On Tuesday, I was lucky enough to get a guided tour from Bob Whalen of the DoITT facility in Brooklyn, New York City, where TLC stashes its servers, along with many other city agencies, and the future home of the joint 911 Call Center.
The first thing Bob showed me was a sketch of the power systems in the facility, which gave the impression that these guys were prepared for almost anything. Not only do they have battery-based UPS systems, but they have 2 generators on-site with enough fuel to power everything they have for about 2 days before the storage tanks need to be refilled. Which is comforting, since a lot of the city agencies have their data centers and connectivity through this facility.
We then stepped into the DoITT data center. They have an entire floor to themselves with row after row of servers (using an arrangement method called “hot isle cold isle” where the server racks face each other, so one row is all cabinet fronts and another is all exhaust), followed by rows of switches, cables, and networking equipment. And despite having run the network for a while from the building, the cabling was still clean, not the usual rat’s nest.
Off in one corner was what amounts to a NOC, where workers watch terminals 24/7 looking for network issues. The room looked like something pulled straight from the movies, with 2 big displays showing some real-time data and rows of computers waiting for a crisis. It was the kind of setup every computer nerd dreams of operating.
Downstairs, Bob gave me a sneak peek at the new 911 Call Center. At the moment, the various departments (fire police, etc) all have their own in separate locations, but starting soon, they’ll be under one roof. The technicians were just starting to install the final touches: the computer monitors and setting up giant displays all around the room. It looked like the room, while one long hall, was partitioned into smaller groups. Each operator had their own desk with 3 or more monitors, a hydraulic desk that moved up and down as preferred, and its own climate controls. Each desk was then circled around a larger display.

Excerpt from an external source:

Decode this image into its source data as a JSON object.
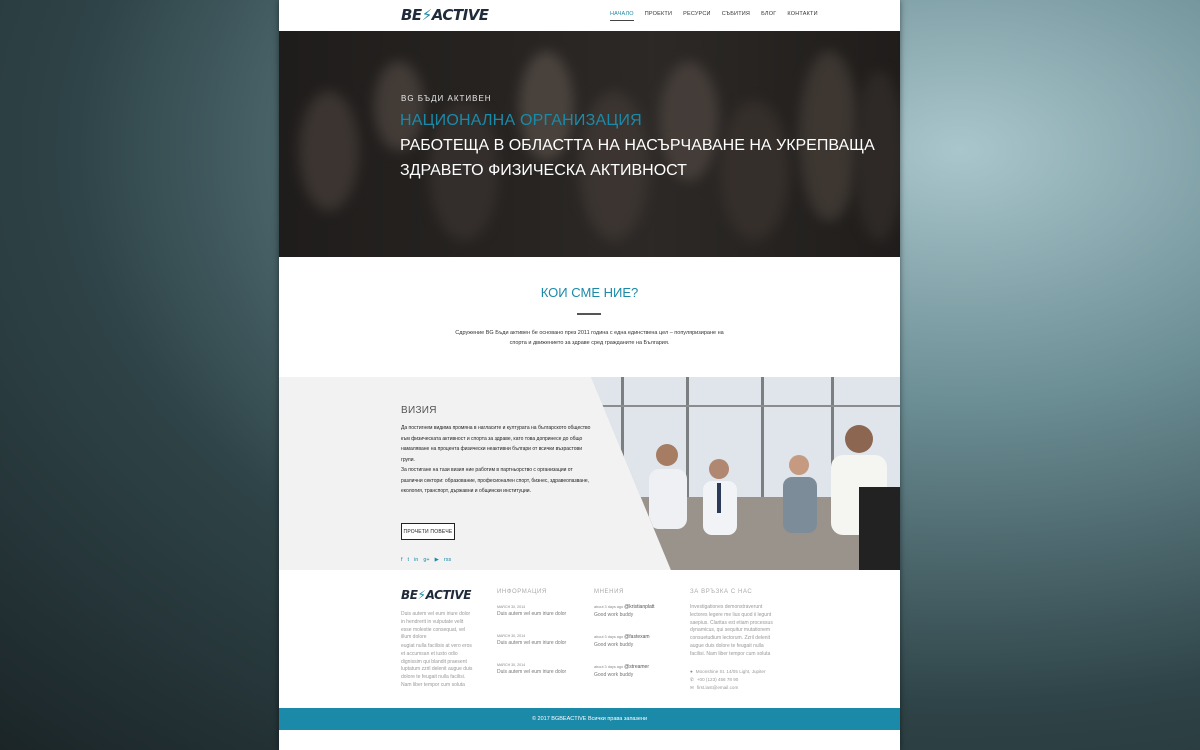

It was pretty neat, and I’ll definitely be looking out for internship availabilities over there in the future.